Could you reproduce every record below exactly as it stands?

┌──

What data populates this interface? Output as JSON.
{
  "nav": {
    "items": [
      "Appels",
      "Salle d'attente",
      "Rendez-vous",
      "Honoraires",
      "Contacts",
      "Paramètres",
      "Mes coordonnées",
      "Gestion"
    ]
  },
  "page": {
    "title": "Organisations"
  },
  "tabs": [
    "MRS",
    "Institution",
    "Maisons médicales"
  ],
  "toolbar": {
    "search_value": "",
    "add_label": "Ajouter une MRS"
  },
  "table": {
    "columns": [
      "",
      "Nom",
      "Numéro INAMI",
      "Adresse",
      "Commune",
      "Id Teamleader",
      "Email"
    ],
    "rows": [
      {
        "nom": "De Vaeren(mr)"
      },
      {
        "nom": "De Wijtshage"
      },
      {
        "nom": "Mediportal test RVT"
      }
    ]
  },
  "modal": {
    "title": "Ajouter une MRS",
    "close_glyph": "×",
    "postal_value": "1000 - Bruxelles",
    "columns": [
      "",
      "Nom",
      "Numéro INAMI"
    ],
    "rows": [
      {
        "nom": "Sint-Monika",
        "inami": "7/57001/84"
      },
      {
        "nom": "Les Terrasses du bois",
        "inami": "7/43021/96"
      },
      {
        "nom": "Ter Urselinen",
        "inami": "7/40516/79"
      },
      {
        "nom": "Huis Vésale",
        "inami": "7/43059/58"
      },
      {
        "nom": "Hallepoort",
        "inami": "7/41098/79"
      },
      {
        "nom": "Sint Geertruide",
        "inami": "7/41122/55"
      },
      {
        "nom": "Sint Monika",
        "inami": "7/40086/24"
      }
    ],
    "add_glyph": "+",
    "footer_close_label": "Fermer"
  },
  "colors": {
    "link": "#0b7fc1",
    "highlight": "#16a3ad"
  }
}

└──

§ Completed task
What data populates this interface? Output as JSON.
{
  "nav": {
    "items": [
      "Appels",
      "Salle d'attente",
      "Rendez-vous",
      "Honoraires",
      "Contacts",
      "Paramètres",
      "Mes coordonnées",
      "Gestion"
    ]
  },
  "page": {
    "title": "Organisations"
  },
  "tabs": [
    "MRS",
    "Institution",
    "Maisons médicales"
  ],
  "toolbar": {
    "search_value": "",
    "add_label": "Ajouter une MRS"
  },
  "table": {
    "columns": [
      "",
      "Nom",
      "Numéro INAMI",
      "Adresse",
      "Commune",
      "Id Teamleader",
      "Email"
    ],
    "rows": [
      {
        "nom": "De Vaeren(mr)"
      },
      {
        "nom": "De Wijtshage"
      },
      {
        "nom": "Mediportal test RVT"
      }
    ]
  },
  "modal": {
    "title": "Ajouter une MRS",
    "close_glyph": "×",
    "postal_value": "1000 - Bruxelles",
    "columns": [
      "",
      "Nom",
      "Numéro INAMI"
    ],
    "rows": [
      {
        "nom": "Sint-Monika",
        "inami": "7/57001/84"
      },
      {
        "nom": "Les Terrasses du bois",
        "inami": "7/43021/96"
      },
      {
        "nom": "Ter Urselinen",
        "inami": "7/40516/79"
      },
      {
        "nom": "Huis Vésale",
        "inami": "7/43059/58"
      },
      {
        "nom": "Hallepoort",
        "inami": "7/41098/79"
      },
      {
        "nom": "Sint Geertruide",
        "inami": "7/41122/55"
      },
      {
        "nom": "Sint Monika",
        "inami": "7/40086/24"
      }
    ],
    "add_glyph": "+",
    "footer_close_label": "Fermer"
  },
  "colors": {
    "link": "#0b7fc1",
    "highlight": "#16a3ad"
  }
}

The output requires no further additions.